:: What you need to do ::
Could you tally the lines of the entries that carry the string "views"? Reply with the number and nothing more.

Dataset entries
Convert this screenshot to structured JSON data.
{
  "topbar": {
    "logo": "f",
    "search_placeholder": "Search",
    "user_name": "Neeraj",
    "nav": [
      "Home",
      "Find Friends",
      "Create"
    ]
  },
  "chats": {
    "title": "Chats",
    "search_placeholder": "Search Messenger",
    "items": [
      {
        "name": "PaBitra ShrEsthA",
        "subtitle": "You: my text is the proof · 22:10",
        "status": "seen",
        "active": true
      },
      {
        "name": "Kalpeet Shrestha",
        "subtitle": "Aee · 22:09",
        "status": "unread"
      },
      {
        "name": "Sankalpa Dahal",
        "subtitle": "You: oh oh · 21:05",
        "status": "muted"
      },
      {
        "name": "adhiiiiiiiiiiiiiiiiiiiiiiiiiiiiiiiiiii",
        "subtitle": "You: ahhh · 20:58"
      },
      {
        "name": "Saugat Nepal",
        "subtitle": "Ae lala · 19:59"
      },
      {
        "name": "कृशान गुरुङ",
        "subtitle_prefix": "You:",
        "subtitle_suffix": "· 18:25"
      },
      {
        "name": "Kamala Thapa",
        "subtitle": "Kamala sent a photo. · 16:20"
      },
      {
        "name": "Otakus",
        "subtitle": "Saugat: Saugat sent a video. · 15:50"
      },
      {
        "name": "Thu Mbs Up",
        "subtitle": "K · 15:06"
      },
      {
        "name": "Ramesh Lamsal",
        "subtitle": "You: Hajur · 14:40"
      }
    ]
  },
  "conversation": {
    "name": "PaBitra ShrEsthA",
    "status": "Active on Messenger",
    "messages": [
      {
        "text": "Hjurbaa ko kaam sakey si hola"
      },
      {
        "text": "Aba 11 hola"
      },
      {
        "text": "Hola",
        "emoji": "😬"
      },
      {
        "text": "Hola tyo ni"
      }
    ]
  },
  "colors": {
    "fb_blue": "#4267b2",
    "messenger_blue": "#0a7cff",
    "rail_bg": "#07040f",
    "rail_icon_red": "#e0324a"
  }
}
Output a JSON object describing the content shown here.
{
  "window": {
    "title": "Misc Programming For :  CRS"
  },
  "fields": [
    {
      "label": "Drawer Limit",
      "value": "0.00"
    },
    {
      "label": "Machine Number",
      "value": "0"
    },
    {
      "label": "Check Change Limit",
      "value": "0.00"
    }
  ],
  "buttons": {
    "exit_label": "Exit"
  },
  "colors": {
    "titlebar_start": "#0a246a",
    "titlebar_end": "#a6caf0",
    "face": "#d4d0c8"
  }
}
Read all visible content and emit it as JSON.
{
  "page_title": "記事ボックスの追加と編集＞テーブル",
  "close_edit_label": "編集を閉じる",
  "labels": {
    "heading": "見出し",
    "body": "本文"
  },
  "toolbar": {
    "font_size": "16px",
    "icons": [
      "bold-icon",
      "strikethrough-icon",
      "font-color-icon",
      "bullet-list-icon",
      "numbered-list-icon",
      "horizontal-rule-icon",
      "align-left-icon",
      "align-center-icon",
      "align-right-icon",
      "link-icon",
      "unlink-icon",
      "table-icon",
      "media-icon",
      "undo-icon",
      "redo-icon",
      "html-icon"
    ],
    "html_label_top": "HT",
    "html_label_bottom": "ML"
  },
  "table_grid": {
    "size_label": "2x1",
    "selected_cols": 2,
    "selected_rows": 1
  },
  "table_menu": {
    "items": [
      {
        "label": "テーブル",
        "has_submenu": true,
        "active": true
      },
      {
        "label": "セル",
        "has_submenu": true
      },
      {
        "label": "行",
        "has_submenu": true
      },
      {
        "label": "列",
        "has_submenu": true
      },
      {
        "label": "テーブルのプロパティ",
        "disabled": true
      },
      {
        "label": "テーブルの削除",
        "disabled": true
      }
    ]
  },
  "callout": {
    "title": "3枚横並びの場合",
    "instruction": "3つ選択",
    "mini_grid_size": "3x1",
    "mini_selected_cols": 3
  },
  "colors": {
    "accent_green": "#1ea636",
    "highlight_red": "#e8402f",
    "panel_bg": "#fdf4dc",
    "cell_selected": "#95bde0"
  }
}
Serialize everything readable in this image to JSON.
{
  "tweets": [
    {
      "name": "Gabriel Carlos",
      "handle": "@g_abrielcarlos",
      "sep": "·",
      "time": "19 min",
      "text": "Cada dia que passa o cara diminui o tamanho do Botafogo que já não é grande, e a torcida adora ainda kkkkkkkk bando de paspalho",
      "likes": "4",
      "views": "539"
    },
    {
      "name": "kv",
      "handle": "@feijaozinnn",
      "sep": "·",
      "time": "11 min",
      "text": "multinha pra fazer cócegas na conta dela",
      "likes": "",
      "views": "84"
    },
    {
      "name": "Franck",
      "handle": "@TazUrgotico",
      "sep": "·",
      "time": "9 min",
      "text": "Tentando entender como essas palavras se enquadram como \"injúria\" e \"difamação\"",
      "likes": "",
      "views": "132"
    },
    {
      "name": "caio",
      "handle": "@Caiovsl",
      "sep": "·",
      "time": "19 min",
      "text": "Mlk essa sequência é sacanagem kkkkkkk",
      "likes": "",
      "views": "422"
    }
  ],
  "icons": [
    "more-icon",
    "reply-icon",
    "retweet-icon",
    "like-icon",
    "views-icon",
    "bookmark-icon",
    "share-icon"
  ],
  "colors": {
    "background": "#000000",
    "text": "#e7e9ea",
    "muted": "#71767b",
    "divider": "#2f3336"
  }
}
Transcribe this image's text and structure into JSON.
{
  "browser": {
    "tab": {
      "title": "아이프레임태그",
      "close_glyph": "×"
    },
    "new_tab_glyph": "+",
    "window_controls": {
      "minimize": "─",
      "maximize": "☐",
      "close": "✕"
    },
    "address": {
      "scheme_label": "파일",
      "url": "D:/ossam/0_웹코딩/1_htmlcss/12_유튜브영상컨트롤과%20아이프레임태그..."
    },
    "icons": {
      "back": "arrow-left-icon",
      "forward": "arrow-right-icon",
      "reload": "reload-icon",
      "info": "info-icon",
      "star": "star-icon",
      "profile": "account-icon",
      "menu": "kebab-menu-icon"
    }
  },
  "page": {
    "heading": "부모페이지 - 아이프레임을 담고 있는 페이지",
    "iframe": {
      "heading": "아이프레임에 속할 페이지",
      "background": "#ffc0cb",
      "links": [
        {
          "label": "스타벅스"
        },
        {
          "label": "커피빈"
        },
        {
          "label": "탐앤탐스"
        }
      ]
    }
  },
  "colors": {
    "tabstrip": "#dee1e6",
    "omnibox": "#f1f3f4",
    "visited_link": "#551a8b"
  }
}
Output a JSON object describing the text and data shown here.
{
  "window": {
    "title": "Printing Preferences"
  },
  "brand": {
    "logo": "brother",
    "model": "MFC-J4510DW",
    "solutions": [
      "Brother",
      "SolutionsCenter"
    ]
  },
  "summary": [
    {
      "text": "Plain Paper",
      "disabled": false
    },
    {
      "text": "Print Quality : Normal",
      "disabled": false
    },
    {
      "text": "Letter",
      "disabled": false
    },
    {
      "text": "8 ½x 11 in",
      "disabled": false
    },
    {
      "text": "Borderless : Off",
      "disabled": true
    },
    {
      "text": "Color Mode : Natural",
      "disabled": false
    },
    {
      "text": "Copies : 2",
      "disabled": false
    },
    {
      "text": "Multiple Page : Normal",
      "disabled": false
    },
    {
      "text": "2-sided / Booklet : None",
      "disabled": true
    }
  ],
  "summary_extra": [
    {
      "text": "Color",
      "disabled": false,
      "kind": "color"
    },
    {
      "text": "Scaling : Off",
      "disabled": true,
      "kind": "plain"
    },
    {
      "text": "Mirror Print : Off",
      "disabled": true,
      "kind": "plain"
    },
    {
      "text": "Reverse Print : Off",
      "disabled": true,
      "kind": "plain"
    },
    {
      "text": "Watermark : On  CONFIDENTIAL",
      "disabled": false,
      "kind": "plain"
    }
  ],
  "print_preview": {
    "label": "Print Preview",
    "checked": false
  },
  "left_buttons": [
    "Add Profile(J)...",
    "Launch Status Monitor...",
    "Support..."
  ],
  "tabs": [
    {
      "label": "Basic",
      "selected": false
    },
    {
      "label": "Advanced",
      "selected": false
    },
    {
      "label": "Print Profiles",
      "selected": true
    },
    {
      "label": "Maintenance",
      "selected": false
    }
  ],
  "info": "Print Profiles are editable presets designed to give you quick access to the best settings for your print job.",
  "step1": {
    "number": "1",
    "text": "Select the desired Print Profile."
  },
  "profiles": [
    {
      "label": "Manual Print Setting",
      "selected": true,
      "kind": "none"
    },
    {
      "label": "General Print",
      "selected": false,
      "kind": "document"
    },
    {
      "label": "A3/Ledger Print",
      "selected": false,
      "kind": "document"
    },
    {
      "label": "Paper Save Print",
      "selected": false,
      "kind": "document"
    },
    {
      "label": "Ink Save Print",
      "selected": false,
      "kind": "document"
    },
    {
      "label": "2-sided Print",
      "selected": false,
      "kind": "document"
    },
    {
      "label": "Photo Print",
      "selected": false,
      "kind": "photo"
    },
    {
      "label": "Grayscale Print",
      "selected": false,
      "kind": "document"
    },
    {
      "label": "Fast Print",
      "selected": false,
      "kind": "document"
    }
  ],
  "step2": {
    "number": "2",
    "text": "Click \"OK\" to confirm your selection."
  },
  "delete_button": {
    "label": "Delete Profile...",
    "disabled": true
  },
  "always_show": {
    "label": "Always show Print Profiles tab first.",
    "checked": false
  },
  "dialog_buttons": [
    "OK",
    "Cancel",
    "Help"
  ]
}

:: Response ::
5